*** Opening Source material ***

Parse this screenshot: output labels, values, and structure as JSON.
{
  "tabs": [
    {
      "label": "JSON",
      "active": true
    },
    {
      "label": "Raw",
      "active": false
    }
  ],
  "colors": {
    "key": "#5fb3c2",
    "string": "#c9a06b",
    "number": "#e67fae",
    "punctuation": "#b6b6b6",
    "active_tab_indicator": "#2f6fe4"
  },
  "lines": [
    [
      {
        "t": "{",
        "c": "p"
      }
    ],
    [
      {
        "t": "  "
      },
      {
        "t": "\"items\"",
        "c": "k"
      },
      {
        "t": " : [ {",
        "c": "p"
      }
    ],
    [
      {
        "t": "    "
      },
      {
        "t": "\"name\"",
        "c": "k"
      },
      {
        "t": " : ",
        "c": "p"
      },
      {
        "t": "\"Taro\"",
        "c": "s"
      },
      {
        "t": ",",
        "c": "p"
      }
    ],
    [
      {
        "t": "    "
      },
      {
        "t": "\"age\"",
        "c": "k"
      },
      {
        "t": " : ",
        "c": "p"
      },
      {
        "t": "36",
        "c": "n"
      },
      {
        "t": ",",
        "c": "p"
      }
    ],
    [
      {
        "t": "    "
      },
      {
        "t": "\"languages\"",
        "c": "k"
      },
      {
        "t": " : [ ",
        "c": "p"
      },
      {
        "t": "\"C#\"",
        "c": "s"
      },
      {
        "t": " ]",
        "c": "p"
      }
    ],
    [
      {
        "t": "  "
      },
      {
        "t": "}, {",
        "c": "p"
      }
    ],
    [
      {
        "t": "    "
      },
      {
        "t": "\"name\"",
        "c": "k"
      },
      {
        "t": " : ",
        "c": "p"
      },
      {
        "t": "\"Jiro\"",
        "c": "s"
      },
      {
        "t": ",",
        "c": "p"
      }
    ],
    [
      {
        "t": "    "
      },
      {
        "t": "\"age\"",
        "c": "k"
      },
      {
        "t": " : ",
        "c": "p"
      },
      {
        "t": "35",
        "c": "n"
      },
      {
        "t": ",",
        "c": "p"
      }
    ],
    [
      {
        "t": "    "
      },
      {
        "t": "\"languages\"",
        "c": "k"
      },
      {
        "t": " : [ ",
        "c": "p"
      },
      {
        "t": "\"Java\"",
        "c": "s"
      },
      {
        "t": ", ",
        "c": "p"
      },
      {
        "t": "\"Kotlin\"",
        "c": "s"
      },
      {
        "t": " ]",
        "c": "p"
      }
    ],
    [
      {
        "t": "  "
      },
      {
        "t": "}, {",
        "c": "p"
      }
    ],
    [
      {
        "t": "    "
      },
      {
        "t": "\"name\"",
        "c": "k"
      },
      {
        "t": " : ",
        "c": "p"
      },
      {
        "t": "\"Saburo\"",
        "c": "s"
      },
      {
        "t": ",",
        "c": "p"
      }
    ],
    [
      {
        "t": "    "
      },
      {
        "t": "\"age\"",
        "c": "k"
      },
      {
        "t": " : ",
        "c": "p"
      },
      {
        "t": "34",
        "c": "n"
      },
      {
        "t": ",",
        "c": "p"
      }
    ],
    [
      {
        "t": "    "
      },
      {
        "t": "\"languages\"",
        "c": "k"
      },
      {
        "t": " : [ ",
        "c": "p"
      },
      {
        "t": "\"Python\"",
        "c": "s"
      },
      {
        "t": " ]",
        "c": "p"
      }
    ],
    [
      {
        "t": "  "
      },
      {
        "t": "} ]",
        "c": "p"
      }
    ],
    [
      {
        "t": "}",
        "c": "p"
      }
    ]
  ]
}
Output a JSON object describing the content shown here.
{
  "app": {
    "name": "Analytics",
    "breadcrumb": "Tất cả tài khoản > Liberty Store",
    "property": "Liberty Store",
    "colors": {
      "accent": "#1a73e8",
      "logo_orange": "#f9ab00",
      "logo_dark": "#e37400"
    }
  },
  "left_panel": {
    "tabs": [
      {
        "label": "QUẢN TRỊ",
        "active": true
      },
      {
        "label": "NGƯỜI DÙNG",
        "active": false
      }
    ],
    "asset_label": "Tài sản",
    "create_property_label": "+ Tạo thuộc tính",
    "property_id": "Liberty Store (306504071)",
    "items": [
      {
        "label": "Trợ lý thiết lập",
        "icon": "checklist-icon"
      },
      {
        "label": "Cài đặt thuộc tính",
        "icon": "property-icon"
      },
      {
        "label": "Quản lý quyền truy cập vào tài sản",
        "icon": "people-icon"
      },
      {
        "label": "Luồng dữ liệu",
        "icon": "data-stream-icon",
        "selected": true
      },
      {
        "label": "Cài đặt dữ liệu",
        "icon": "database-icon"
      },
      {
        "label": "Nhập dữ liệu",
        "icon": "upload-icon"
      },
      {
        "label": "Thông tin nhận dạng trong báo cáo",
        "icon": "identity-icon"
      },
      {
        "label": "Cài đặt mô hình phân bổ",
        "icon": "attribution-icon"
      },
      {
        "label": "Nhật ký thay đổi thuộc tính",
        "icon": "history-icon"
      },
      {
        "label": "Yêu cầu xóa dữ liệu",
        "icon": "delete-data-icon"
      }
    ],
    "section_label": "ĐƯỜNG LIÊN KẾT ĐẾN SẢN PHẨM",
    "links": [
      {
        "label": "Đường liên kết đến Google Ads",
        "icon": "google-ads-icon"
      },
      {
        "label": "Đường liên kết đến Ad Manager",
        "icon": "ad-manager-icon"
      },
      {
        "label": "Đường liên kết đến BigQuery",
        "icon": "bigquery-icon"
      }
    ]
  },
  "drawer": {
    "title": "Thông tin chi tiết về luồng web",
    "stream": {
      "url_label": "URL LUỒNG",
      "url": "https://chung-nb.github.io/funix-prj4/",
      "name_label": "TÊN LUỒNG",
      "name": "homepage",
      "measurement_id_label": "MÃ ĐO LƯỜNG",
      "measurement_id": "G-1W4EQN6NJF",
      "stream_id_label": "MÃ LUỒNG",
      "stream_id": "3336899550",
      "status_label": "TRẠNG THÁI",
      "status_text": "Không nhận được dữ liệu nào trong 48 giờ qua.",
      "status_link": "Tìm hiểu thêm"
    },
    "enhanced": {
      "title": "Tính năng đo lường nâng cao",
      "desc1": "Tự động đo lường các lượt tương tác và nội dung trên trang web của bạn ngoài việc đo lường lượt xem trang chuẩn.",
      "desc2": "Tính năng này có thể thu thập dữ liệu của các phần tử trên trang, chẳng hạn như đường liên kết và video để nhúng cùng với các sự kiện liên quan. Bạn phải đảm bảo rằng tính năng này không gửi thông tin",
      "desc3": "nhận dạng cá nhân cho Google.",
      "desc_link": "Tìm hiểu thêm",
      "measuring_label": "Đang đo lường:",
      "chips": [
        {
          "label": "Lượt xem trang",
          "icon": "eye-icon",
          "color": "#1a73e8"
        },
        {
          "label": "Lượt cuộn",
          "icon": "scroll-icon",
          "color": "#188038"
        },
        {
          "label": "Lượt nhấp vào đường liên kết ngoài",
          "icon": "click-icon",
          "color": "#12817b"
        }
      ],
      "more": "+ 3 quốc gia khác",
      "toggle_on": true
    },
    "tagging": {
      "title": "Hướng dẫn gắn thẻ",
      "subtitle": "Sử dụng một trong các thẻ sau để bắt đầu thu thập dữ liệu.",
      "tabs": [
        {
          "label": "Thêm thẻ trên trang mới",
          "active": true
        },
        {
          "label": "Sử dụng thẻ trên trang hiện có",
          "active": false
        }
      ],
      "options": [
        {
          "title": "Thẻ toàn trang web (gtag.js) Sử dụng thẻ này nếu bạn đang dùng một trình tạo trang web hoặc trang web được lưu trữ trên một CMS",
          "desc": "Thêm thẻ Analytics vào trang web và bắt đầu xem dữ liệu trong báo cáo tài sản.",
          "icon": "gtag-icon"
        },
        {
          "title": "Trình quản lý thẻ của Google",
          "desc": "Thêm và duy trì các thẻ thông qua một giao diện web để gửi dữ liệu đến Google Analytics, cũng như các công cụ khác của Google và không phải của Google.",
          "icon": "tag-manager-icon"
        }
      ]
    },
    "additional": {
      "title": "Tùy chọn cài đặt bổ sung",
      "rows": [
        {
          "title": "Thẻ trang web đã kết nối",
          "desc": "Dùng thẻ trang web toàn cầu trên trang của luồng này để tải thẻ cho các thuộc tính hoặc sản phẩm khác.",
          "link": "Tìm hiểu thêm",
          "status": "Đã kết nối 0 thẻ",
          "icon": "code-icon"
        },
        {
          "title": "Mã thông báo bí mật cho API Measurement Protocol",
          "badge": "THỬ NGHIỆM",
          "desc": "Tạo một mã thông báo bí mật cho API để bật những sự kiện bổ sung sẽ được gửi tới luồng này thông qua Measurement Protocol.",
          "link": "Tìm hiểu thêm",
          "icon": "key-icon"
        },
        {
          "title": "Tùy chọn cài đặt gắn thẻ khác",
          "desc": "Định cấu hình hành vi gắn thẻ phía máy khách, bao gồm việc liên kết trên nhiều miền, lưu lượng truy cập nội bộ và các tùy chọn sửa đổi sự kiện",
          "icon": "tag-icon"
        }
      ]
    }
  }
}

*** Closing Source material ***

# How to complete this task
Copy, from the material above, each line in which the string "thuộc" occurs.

# Answer to the exercise
    "create_property_label": "+ Tạo thuộc tính",
        "label": "Cài đặt thuộc tính",
        "label": "Nhật ký thay đổi thuộc tính",
          "desc": "Dùng thẻ trang web toàn cầu trên trang của luồng này để tải thẻ cho các thuộc tính hoặc sản phẩm khác.",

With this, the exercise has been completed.